Leaders of the opposition in Lok Sabha and Rajya Sabha, Sushma Swaraj and Arun Jaitley, on Saturday set the tone for a reasoned and mature debate in both Houses of the Parliament on the Lokpal issue, which ultimately resulted in unanimous resolutions for the consideration of key demands raised by Anna Hazare.
Initiating the debate on finance minister Pranab Mukherjee's statement, Swaraj said the debate provided a historic opportunity to the House to let the nation know that it would rise to the occasion in addressing a key challenge faced by the nation.
"Let us give this country an effective, strong, free and impartial Lokpal," she said. Swaraj slammed the government's handling of the entire issue of Hazare's arrest and his indefinite fast.
She also attacked Congress general secretary Rahul Gandhi's speech in the House on Thursday, and charged the government with delaying the debate by a day to facilitate Gandhi's speech. Swaraj also took a dig at Speaker Meira Kumar for having allowed the Congress leader to speak for 15 minutes.
Supporting the three key demands raised by Hazare, Swaraj said the government tried to browbeat civil society activists, but failed in its attempts.
In the Rajya Sabha, Jaitley said the existing level of accountability standards in the country were not adequate, but the need for probity would have to be in consonance with the constitution. He said there was "considerable merit" in the three main demands raised by Anna Hazare and his team, but strongly opposed the clause in Hazare team's draft on giving Lokpal the powers to tap telephones.
"There is a suggestion that the authority (Lokpal) will be entitled to tapping phones. This is the area where I disagree seriously. Are we going to create institutions which are now entitled to start tapping phones of even the Prime Minister ?" Jaitley remarked.
On each of the three sticking points, Jaitley offered various options to the government on how these could be accepted.
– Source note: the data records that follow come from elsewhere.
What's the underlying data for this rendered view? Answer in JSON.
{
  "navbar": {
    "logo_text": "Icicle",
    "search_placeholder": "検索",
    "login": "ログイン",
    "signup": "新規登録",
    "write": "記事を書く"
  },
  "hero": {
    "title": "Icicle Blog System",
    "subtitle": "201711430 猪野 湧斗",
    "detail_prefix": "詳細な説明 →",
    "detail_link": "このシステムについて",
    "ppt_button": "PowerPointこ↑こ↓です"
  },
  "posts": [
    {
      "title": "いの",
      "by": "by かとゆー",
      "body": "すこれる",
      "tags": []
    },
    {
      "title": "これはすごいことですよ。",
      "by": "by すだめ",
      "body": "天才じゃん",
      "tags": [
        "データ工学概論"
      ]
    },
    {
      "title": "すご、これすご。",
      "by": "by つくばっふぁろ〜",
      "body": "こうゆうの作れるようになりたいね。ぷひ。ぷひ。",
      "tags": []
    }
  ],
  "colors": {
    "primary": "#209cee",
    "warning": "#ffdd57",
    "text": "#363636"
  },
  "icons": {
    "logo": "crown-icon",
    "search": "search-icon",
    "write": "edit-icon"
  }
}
On whether the Lokpal at the Centre and Lokayuktas in states could be set up through a single law, Jaitley referred to Article 252 of the Constitution as a possible solution.
On setting up the citizens charter for all the government departments to redress public grievances, Jaitley said, "It will be a good step to say that every department of the government has a charter."